Streaming Data

In this tutorial, you’ll learn how to stream new data in a Vega-Lite visualization. If you are not familiar with Vega-Lite, please read the getting started tutorial first.

We will be using the View API from the Vega, where we update data via the change method. Data in Vega and Vega-Lite is updated either via interactions, or by specifying the data changes directly. In both cases, the data is pushed through the Vega runtime for optimized performance. This tutorial focuses on the latter for streaming data, where no user interaction is involved.

To use view.change, you have to first specify the name of the data source you are updating: view.change('data', ... ). The name needs to be specified in the original spec, as described here. As the second parameter to the view.change method, you should specify what data to add, and what data to remove. To add data, simply supply the array of data entries matching previous schemas, for the example here, it is:

  "x": number,
  "y": number,
  "category": number

As for removing data points, you could either supply the actual data points to be removed similar to the insert above (which requires your storing the data), or you could filter existing rendered data by some attributes and pass the predicate to the remove() function, such as in this case function (t) { return t.x < minimumX; }. If you are familiar with D3, this insert and remove pattern is similar to the enter exit pattern.

Putting it together, we have:

  var changeSet = vega.changeset().insert(valueGenerator()).remove(function (t) { return t.x < minimumX; });
  view.change('table', changeSet).run();

The view is given to us by the embed method, which helps load Vega/Vega-Lite specs on your webpages. When embed completes successfully, embed returns a fulfilled promise with an object containing the view, which is how we could access the view.change mentioned earlier, and spec, which is the compiled Vega spec from the original Vega-Lite spec given. When embed fails, it returns a rejected promise with an error object.

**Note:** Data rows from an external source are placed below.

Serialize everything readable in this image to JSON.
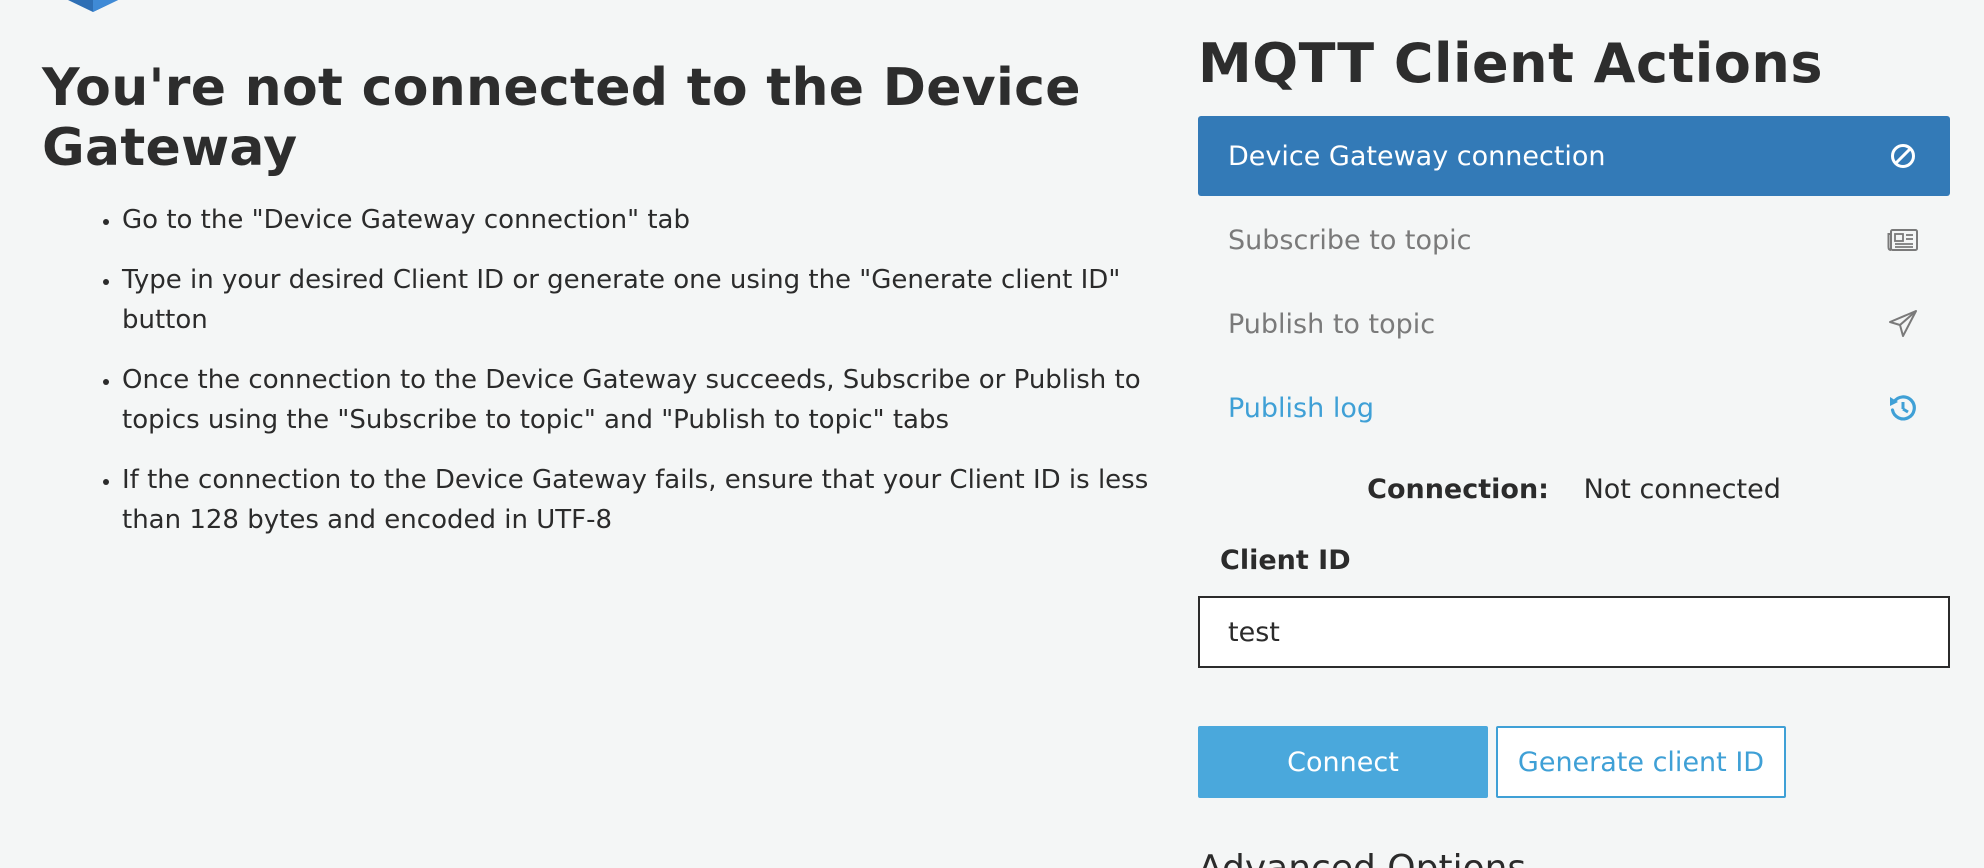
{
  "main": {
    "heading": "You're not connected to the Device Gateway",
    "instructions": [
      "Go to the \"Device Gateway connection\" tab",
      "Type in your desired Client ID or generate one using the \"Generate client ID\" button",
      "Once the connection to the Device Gateway succeeds, Subscribe or Publish to topics using the \"Subscribe to topic\" and \"Publish to topic\" tabs",
      "If the connection to the Device Gateway fails, ensure that your Client ID is less than 128 bytes and encoded in UTF-8"
    ]
  },
  "actions": {
    "title": "MQTT Client Actions",
    "tabs": [
      {
        "label": "Device Gateway connection",
        "icon": "ban-icon"
      },
      {
        "label": "Subscribe to topic",
        "icon": "newspaper-icon"
      },
      {
        "label": "Publish to topic",
        "icon": "paper-plane-icon"
      },
      {
        "label": "Publish log",
        "icon": "history-icon"
      }
    ],
    "connection_label": "Connection:",
    "connection_status": "Not connected",
    "client_id_label": "Client ID",
    "client_id_value": "test",
    "connect_label": "Connect",
    "generate_label": "Generate client ID",
    "advanced_label": "Advanced Options"
  },
  "colors": {
    "active_tab": "#337ab7",
    "link": "#3fa0d6",
    "primary_button": "#4aa8dc",
    "background": "#f4f6f6"
  }
}
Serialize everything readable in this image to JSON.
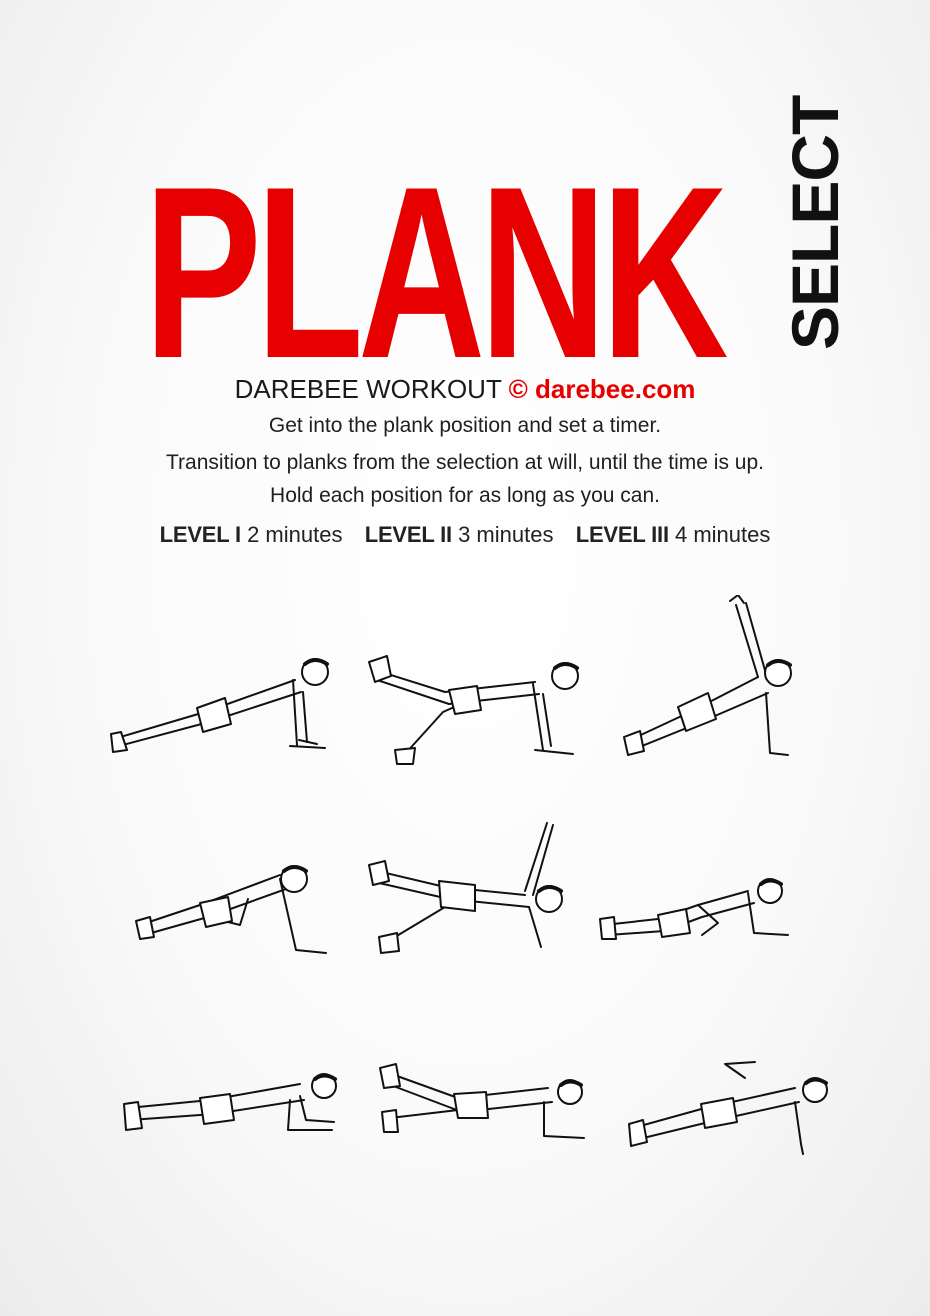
{
  "title": "PLANK",
  "subtitle": "SELECT",
  "brand": {
    "label": "DAREBEE WORKOUT",
    "copyright": "©",
    "site": "darebee.com"
  },
  "description": [
    "Get into the plank position and set a timer.",
    "Transition to planks from the selection at will, until the time is up.",
    "Hold each position for as long as you can."
  ],
  "levels": [
    {
      "label": "LEVEL I",
      "duration": "2 minutes"
    },
    {
      "label": "LEVEL II",
      "duration": "3 minutes"
    },
    {
      "label": "LEVEL III",
      "duration": "4 minutes"
    }
  ],
  "colors": {
    "accent": "#e60000",
    "text": "#1a1a1a"
  },
  "exercises": [
    {
      "icon": "high-plank-figure-icon"
    },
    {
      "icon": "high-plank-leg-raise-figure-icon"
    },
    {
      "icon": "side-plank-arm-raise-figure-icon"
    },
    {
      "icon": "plank-knee-to-elbow-figure-icon"
    },
    {
      "icon": "star-side-plank-figure-icon"
    },
    {
      "icon": "plank-knee-tuck-figure-icon"
    },
    {
      "icon": "forearm-plank-figure-icon"
    },
    {
      "icon": "forearm-plank-leg-raise-figure-icon"
    },
    {
      "icon": "forearm-side-plank-figure-icon"
    }
  ]
}
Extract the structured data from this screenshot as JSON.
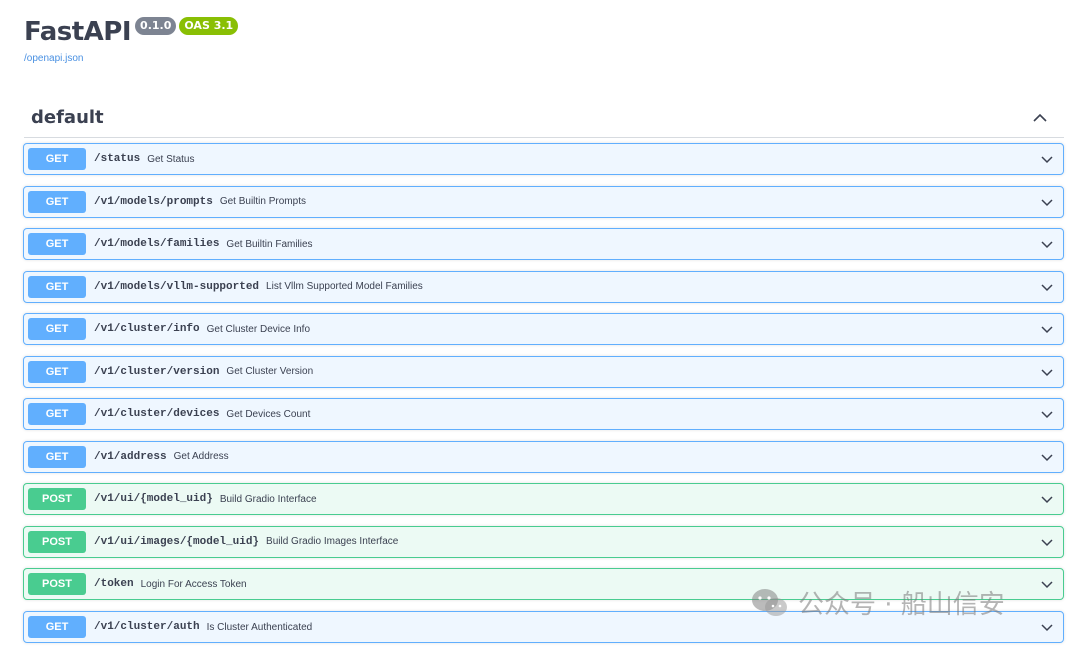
{
  "header": {
    "title": "FastAPI",
    "version_badge": "0.1.0",
    "oas_badge": "OAS 3.1",
    "spec_link": "/openapi.json"
  },
  "section": {
    "title": "default",
    "toggle_icon": "chevron-up-icon"
  },
  "operations": [
    {
      "method": "GET",
      "path": "/status",
      "summary": "Get Status"
    },
    {
      "method": "GET",
      "path": "/v1/models/prompts",
      "summary": "Get Builtin Prompts"
    },
    {
      "method": "GET",
      "path": "/v1/models/families",
      "summary": "Get Builtin Families"
    },
    {
      "method": "GET",
      "path": "/v1/models/vllm-supported",
      "summary": "List Vllm Supported Model Families"
    },
    {
      "method": "GET",
      "path": "/v1/cluster/info",
      "summary": "Get Cluster Device Info"
    },
    {
      "method": "GET",
      "path": "/v1/cluster/version",
      "summary": "Get Cluster Version"
    },
    {
      "method": "GET",
      "path": "/v1/cluster/devices",
      "summary": "Get Devices Count"
    },
    {
      "method": "GET",
      "path": "/v1/address",
      "summary": "Get Address"
    },
    {
      "method": "POST",
      "path": "/v1/ui/{model_uid}",
      "summary": "Build Gradio Interface"
    },
    {
      "method": "POST",
      "path": "/v1/ui/images/{model_uid}",
      "summary": "Build Gradio Images Interface"
    },
    {
      "method": "POST",
      "path": "/token",
      "summary": "Login For Access Token"
    },
    {
      "method": "GET",
      "path": "/v1/cluster/auth",
      "summary": "Is Cluster Authenticated"
    }
  ],
  "watermark": {
    "text": "公众号 · 船山信安",
    "icon": "wechat-icon"
  },
  "colors": {
    "get": "#61affe",
    "post": "#49cc90",
    "oas_badge": "#89bf04",
    "version_badge": "#7d8492",
    "link": "#4990e2",
    "text": "#3b4151"
  }
}
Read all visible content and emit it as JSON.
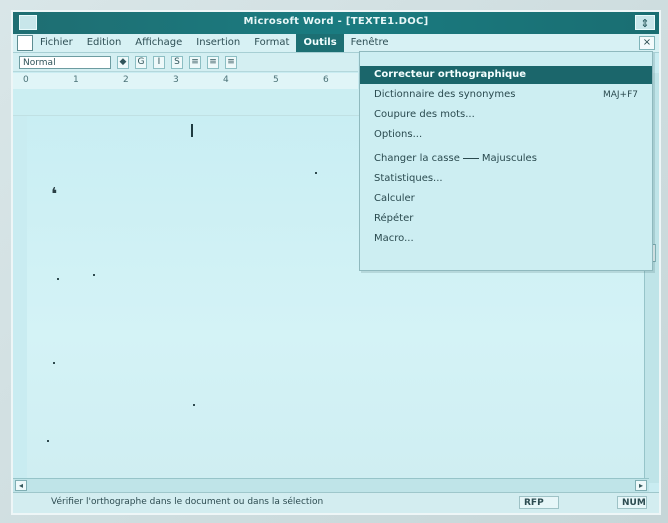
{
  "window": {
    "title": "Microsoft Word - [TEXTE1.DOC]",
    "restore_label": "⇕"
  },
  "menubar": {
    "items": [
      {
        "label": "Fichier"
      },
      {
        "label": "Edition"
      },
      {
        "label": "Affichage"
      },
      {
        "label": "Insertion"
      },
      {
        "label": "Format"
      },
      {
        "label": "Outils",
        "active": true
      },
      {
        "label": "Fenêtre"
      }
    ],
    "close_label": "×"
  },
  "toolbar": {
    "style_value": "Normal",
    "buttons": [
      "◆",
      "G",
      "I",
      "S",
      "≡",
      "≡",
      "≡"
    ]
  },
  "ruler": {
    "ticks": [
      "0",
      "1",
      "2",
      "3",
      "4",
      "5",
      "6"
    ]
  },
  "dropdown": {
    "items": [
      {
        "label": "Correcteur orthographique",
        "selected": true
      },
      {
        "label": "Dictionnaire des synonymes",
        "shortcut": "MAJ+F7"
      },
      {
        "label": "Coupure des mots..."
      },
      {
        "label": "Options..."
      },
      {
        "label": "Changer la casse",
        "arrow": true,
        "suffix": "Majuscules"
      },
      {
        "label": "Statistiques..."
      },
      {
        "label": "Calculer"
      },
      {
        "label": "Répéter"
      },
      {
        "label": "Macro..."
      }
    ]
  },
  "statusbar": {
    "status_text": "Vérifier l'orthographe dans le document ou dans la sélection",
    "ovr": "RFP",
    "caps": "NUM"
  }
}
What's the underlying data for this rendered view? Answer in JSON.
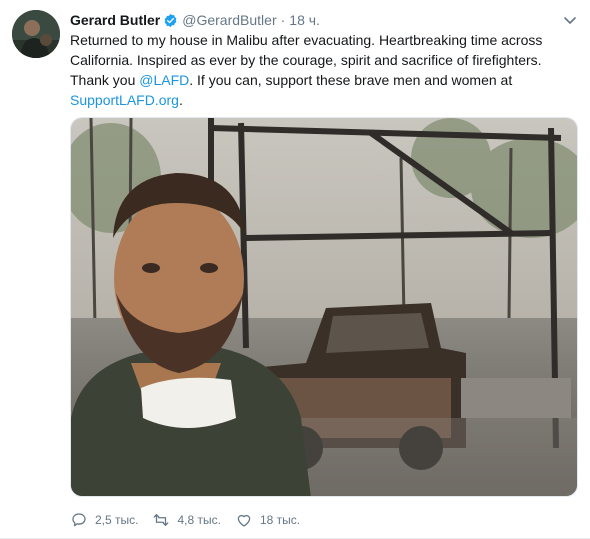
{
  "author": {
    "name": "Gerard Butler",
    "handle": "@GerardButler",
    "time": "18 ч.",
    "separator": "·"
  },
  "tweet": {
    "line1": "Returned to my house in Malibu after evacuating. Heartbreaking time across",
    "line2": "California. Inspired as ever by the courage, spirit and sacrifice of firefighters.",
    "line3_prefix": "Thank you ",
    "mention": "@LAFD",
    "line3_suffix": ". If you can, support these brave men and women at",
    "url": "SupportLAFD.org",
    "url_suffix": "."
  },
  "stats": {
    "replies": "2,5 тыс.",
    "retweets": "4,8 тыс.",
    "likes": "18 тыс."
  },
  "colors": {
    "accent": "#1b95e0",
    "verified": "#1da1f2",
    "muted": "#657786"
  },
  "icons": {
    "reply": "reply-icon",
    "retweet": "retweet-icon",
    "like": "heart-icon",
    "more": "chevron-down-icon",
    "verified": "verified-badge-icon"
  }
}
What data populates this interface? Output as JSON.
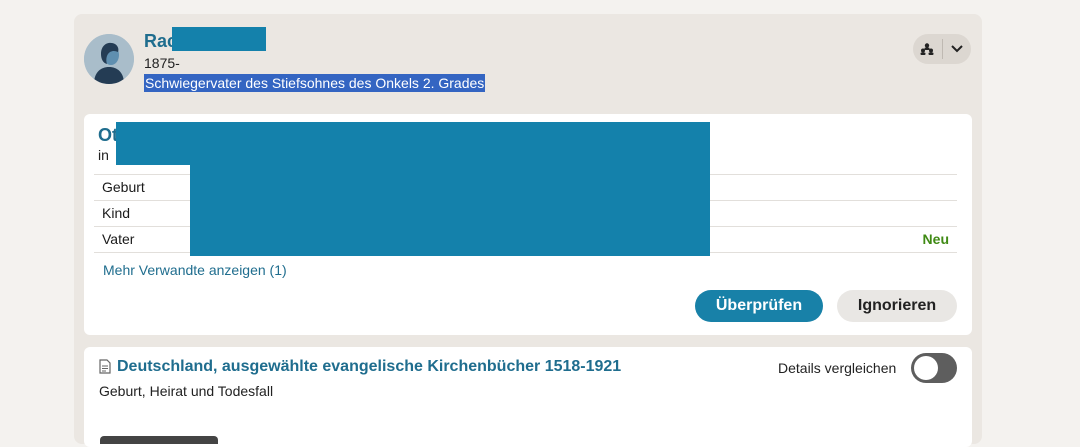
{
  "person": {
    "name": "Rac",
    "years": "1875-",
    "relationship": "Schwiegervater des Stiefsohnes des Onkels 2. Grades"
  },
  "tree_toggle": {
    "icons": [
      "family-tree-icon",
      "chevron-down-icon"
    ]
  },
  "match": {
    "name": "Ot",
    "place": "in",
    "rows": [
      {
        "label": "Geburt",
        "badge": ""
      },
      {
        "label": "Kind",
        "badge": ""
      },
      {
        "label": "Vater",
        "badge": "Neu"
      }
    ],
    "more_link": "Mehr Verwandte anzeigen (1)",
    "review_label": "Überprüfen",
    "ignore_label": "Ignorieren"
  },
  "record": {
    "title": "Deutschland, ausgewählte evangelische Kirchenbücher 1518-1921",
    "events": "Geburt, Heirat und Todesfall",
    "compare_label": "Details vergleichen",
    "compare_enabled": false
  },
  "colors": {
    "accent": "#1f6d8e",
    "button": "#1881a8",
    "new_badge": "#3f8a14",
    "redaction": "#1481ab",
    "selection": "#3465c2"
  }
}
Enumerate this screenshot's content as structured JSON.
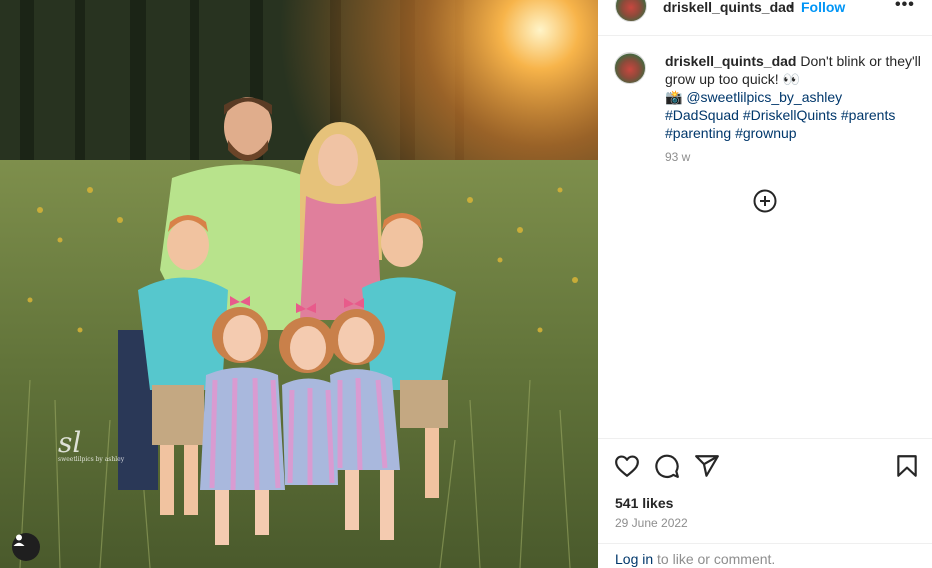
{
  "post": {
    "username": "driskell_quints_dad",
    "dot": "•",
    "follow_label": "Follow",
    "more_label": "•••",
    "caption": {
      "username": "driskell_quints_dad",
      "text": " Don't blink or they'll grow up too quick! 👀",
      "camera": "📸",
      "mention": "@sweetlilpics_by_ashley",
      "hashtags": [
        "#DadSquad",
        "#DriskellQuints",
        "#parents",
        "#parenting",
        "#grownup"
      ]
    },
    "time_ago": "93 w",
    "likes": "541 likes",
    "date": "29 June 2022",
    "comment_login": "Log in",
    "comment_rest": " to like or comment.",
    "photo_watermark": "sweetlilpics by ashley"
  },
  "icons": {
    "like": "heart-icon",
    "comment": "comment-icon",
    "share": "share-icon",
    "save": "bookmark-icon",
    "add_comment": "plus-circle-icon",
    "user_tag": "user-icon"
  },
  "colors": {
    "link": "#00376b",
    "follow": "#0095f6",
    "muted": "#8e8e8e"
  }
}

For simplicity, we have generated some data to simulate real time data updates, but the code could easily be swapped with a server data request. In the example, the “real time” is being simulated by window.setInterval that triggers view.change periodically.

Below is the JavaScript code to run this example. Make sure your html contains a div with id 'chart'.

var vlSpec = {
    '$schema': '',
    'data': { 'name': 'table' },
    'width': 400,
    'mark': 'line',
    'encoding': {
        'x': { 'field': 'x', 'type': 'quantitative', 'scale': { 'zero': false } },
        'y': { 'field': 'y', 'type': 'quantitative' },
        'color': { 'field': 'category', 'type': 'nominal' }
vegaEmbed('#chart', vlSpec).then(function(res) {
     * Generates a new tuple with random walk.
    function newGenerator() {
        var counter = -1;
        var previousY = [5, 5, 5, 5];
        return function () {
            var newVals = (v, c) { return ({
                x: counter,
                y: v + Math.round(Math.random() * 10 - c * 3),
                category: c
            }); });
            previousY = (v) { return v.y; });
            return newVals;

    var valueGenerator = newGenerator();
    var minimumX = -100;
    window.setInterval(function () {
        var changeSet = vega.changeset().insert(valueGenerator()).remove(function (t) { return t.x < minimumX; });
        res.view.change('table', changeSet).run();
    }, 1000);

This is the end of this tutorial where you learned how to stream new data into your chart. If you want to use Vega-Lite with websockets, check out the Vega-Lite with websockets demo. You can find more visualizations in the gallery. If you want to further customize your charts, please read the documentation.